WORK INSTRUCTIONS: Every line below is to be copied exactly, with the pictures left out.

Dataset rows describing interfaces:
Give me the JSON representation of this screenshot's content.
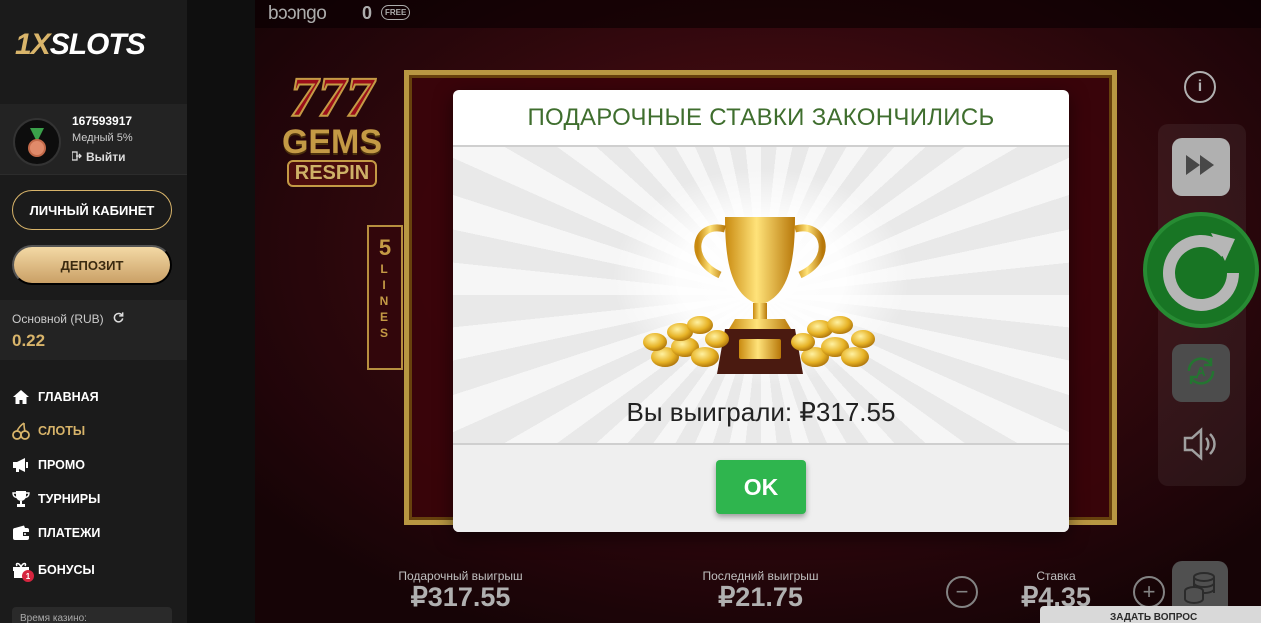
{
  "sidebar": {
    "logo": {
      "prefix": "1X",
      "suffix": "SLOTS"
    },
    "user": {
      "id": "167593917",
      "level": "Медный 5%",
      "logout_label": "Выйти"
    },
    "cabinet_label": "ЛИЧНЫЙ КАБИНЕТ",
    "deposit_label": "ДЕПОЗИТ",
    "balance": {
      "label": "Основной (RUB)",
      "value": "0.22"
    },
    "nav": [
      {
        "label": "ГЛАВНАЯ",
        "icon": "home-icon"
      },
      {
        "label": "СЛОТЫ",
        "icon": "cherries-icon",
        "active": true
      },
      {
        "label": "ПРОМО",
        "icon": "megaphone-icon"
      },
      {
        "label": "ТУРНИРЫ",
        "icon": "trophy-icon"
      },
      {
        "label": "ПЛАТЕЖИ",
        "icon": "wallet-icon"
      },
      {
        "label": "БОНУСЫ",
        "icon": "gift-icon",
        "badge": "1"
      }
    ],
    "casino_time_label": "Время казино:"
  },
  "game": {
    "provider": "bɔɔngo",
    "free_count": "0",
    "free_badge": "FREE",
    "title": {
      "top": "777",
      "middle": "GEMS",
      "bottom": "RESPIN"
    },
    "lines": {
      "number": "5",
      "word": "LINES"
    },
    "stats": {
      "gift_win": {
        "label": "Подарочный выигрыш",
        "value": "₽317.55"
      },
      "last_win": {
        "label": "Последний выигрыш",
        "value": "₽21.75"
      },
      "bet": {
        "label": "Ставка",
        "value": "₽4.35"
      }
    },
    "minus_label": "−",
    "plus_label": "+",
    "info_label": "i",
    "corner_popup_text": "ЗАДАТЬ ВОПРОС"
  },
  "modal": {
    "title": "ПОДАРОЧНЫЕ СТАВКИ ЗАКОНЧИЛИСЬ",
    "win_text": "Вы выиграли: ₽317.55",
    "ok_label": "OK"
  },
  "colors": {
    "accent_gold": "#d8b46a",
    "ok_green": "#2fb54e",
    "modal_title_green": "#3f6e2e",
    "spin_green": "#1d8a2b"
  }
}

SOLVED PROBLEM:
Give me the JSON representation of this screenshot's content.
{
  "sidebar": {
    "logo": {
      "prefix": "1X",
      "suffix": "SLOTS"
    },
    "user": {
      "id": "167593917",
      "level": "Медный 5%",
      "logout_label": "Выйти"
    },
    "cabinet_label": "ЛИЧНЫЙ КАБИНЕТ",
    "deposit_label": "ДЕПОЗИТ",
    "balance": {
      "label": "Основной (RUB)",
      "value": "0.22"
    },
    "nav": [
      {
        "label": "ГЛАВНАЯ",
        "icon": "home-icon"
      },
      {
        "label": "СЛОТЫ",
        "icon": "cherries-icon",
        "active": true
      },
      {
        "label": "ПРОМО",
        "icon": "megaphone-icon"
      },
      {
        "label": "ТУРНИРЫ",
        "icon": "trophy-icon"
      },
      {
        "label": "ПЛАТЕЖИ",
        "icon": "wallet-icon"
      },
      {
        "label": "БОНУСЫ",
        "icon": "gift-icon",
        "badge": "1"
      }
    ],
    "casino_time_label": "Время казино:"
  },
  "game": {
    "provider": "bɔɔngo",
    "free_count": "0",
    "free_badge": "FREE",
    "title": {
      "top": "777",
      "middle": "GEMS",
      "bottom": "RESPIN"
    },
    "lines": {
      "number": "5",
      "word": "LINES"
    },
    "stats": {
      "gift_win": {
        "label": "Подарочный выигрыш",
        "value": "₽317.55"
      },
      "last_win": {
        "label": "Последний выигрыш",
        "value": "₽21.75"
      },
      "bet": {
        "label": "Ставка",
        "value": "₽4.35"
      }
    },
    "minus_label": "−",
    "plus_label": "+",
    "info_label": "i",
    "corner_popup_text": "ЗАДАТЬ ВОПРОС"
  },
  "modal": {
    "title": "ПОДАРОЧНЫЕ СТАВКИ ЗАКОНЧИЛИСЬ",
    "win_text": "Вы выиграли: ₽317.55",
    "ok_label": "OK"
  },
  "colors": {
    "accent_gold": "#d8b46a",
    "ok_green": "#2fb54e",
    "modal_title_green": "#3f6e2e",
    "spin_green": "#1d8a2b"
  }
}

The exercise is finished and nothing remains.